The problem –
Report back every line from the entries below in which the word "Presenters" occurs.
── Supplied material
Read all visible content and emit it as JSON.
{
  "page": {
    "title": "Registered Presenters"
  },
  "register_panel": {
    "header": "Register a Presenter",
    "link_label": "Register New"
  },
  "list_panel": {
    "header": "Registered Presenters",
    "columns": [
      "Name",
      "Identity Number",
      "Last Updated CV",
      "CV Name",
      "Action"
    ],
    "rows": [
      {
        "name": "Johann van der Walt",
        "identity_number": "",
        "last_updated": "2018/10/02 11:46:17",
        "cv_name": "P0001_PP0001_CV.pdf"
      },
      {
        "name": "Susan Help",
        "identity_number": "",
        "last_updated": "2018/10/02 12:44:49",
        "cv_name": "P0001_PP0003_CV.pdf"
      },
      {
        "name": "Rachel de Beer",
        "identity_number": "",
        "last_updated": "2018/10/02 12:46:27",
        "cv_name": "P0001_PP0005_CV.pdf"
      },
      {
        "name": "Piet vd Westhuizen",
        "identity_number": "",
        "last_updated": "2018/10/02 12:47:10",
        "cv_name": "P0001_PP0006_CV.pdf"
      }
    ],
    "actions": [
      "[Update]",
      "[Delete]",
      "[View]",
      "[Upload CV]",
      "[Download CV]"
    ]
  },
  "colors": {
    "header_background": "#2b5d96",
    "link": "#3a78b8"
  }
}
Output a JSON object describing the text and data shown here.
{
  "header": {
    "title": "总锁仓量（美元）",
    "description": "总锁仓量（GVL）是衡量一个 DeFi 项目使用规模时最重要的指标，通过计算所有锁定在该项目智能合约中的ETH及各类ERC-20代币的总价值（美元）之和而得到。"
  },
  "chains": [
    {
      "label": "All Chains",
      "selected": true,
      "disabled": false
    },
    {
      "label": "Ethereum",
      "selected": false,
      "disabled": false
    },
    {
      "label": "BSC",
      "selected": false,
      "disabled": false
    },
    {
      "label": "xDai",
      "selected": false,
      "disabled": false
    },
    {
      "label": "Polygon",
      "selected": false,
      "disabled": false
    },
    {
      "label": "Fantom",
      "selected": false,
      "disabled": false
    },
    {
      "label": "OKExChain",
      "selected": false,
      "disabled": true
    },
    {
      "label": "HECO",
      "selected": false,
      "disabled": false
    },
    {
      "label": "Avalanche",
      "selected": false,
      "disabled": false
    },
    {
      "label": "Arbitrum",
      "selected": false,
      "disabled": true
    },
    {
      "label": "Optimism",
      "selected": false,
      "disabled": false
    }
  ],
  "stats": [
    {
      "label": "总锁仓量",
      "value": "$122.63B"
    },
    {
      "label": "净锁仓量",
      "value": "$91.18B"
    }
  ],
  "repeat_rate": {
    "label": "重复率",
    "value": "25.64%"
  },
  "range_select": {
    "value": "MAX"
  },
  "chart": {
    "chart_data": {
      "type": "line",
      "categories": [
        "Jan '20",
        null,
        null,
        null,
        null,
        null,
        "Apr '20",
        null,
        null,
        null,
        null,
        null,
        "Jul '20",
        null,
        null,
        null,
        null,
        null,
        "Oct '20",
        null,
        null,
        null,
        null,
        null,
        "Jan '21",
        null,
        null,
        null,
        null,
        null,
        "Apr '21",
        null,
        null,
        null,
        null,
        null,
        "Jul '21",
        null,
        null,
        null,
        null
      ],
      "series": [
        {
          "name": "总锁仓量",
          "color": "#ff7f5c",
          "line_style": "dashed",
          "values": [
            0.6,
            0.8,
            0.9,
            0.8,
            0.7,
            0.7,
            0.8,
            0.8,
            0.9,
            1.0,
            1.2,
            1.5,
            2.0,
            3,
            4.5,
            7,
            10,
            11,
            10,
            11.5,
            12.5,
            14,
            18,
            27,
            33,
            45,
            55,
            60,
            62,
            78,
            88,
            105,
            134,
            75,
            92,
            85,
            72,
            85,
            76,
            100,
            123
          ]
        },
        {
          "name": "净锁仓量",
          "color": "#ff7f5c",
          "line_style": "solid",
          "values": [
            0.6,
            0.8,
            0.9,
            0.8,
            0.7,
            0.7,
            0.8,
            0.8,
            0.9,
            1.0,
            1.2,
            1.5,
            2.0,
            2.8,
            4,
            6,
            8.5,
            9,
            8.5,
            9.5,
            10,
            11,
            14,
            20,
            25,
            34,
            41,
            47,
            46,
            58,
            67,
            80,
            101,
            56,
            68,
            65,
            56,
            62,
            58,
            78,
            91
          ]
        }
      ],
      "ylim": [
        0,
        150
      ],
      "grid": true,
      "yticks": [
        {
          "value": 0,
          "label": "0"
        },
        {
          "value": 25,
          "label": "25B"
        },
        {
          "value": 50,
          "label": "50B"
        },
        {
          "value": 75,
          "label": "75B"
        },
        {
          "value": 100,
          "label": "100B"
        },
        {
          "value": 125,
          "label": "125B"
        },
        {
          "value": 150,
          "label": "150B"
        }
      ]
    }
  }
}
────
Output below –
    "title": "Registered Presenters"
    "header": "Registered Presenters",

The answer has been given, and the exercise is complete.